-- EXERCISE REQUIREMENTS --
Report each line of the entries below that has the word "VLAN" in it.

[App and web page records]
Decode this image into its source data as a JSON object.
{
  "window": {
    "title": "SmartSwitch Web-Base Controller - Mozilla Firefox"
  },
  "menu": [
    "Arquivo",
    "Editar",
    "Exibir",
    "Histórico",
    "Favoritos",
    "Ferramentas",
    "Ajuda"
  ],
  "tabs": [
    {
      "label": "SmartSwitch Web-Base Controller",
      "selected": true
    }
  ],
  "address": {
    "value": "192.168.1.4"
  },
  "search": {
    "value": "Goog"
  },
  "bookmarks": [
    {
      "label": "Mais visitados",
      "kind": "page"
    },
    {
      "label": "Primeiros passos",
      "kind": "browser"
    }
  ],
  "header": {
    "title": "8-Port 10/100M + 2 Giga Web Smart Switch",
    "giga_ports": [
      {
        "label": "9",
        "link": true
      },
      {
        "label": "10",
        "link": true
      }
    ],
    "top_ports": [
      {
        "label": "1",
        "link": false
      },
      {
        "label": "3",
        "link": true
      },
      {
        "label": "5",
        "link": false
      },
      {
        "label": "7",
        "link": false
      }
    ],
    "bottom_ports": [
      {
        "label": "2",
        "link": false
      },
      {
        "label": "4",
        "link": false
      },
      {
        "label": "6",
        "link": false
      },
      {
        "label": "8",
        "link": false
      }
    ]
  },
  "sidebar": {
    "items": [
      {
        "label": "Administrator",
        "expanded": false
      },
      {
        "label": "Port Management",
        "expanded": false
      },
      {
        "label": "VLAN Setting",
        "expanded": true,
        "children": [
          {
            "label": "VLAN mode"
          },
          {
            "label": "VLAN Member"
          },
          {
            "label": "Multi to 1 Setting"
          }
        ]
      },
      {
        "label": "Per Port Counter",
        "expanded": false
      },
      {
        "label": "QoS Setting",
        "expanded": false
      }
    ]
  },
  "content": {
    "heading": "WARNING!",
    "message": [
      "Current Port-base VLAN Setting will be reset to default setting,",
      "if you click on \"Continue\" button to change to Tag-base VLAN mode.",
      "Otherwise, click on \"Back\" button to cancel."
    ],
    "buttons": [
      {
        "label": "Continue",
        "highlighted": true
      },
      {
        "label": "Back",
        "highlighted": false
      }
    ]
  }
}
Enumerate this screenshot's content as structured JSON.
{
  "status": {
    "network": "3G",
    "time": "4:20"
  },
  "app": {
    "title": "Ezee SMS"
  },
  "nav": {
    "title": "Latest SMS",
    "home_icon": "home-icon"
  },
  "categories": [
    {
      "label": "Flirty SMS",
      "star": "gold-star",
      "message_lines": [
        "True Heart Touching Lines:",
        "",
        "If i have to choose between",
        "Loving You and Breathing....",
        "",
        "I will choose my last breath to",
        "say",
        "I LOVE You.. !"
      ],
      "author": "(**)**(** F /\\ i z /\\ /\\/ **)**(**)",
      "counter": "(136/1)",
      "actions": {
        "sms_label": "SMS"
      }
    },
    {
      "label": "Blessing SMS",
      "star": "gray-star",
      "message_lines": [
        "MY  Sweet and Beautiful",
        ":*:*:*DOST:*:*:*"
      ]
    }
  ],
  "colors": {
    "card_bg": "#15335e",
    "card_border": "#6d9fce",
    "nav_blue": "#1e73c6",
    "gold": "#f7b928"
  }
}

-- RESULT FOR THIS TASK --
        "label": "VLAN Setting",
            "label": "VLAN mode"
            "label": "VLAN Member"
      "Current Port-base VLAN Setting will be reset to default setting,",
      "if you click on \"Continue\" button to change to Tag-base VLAN mode.",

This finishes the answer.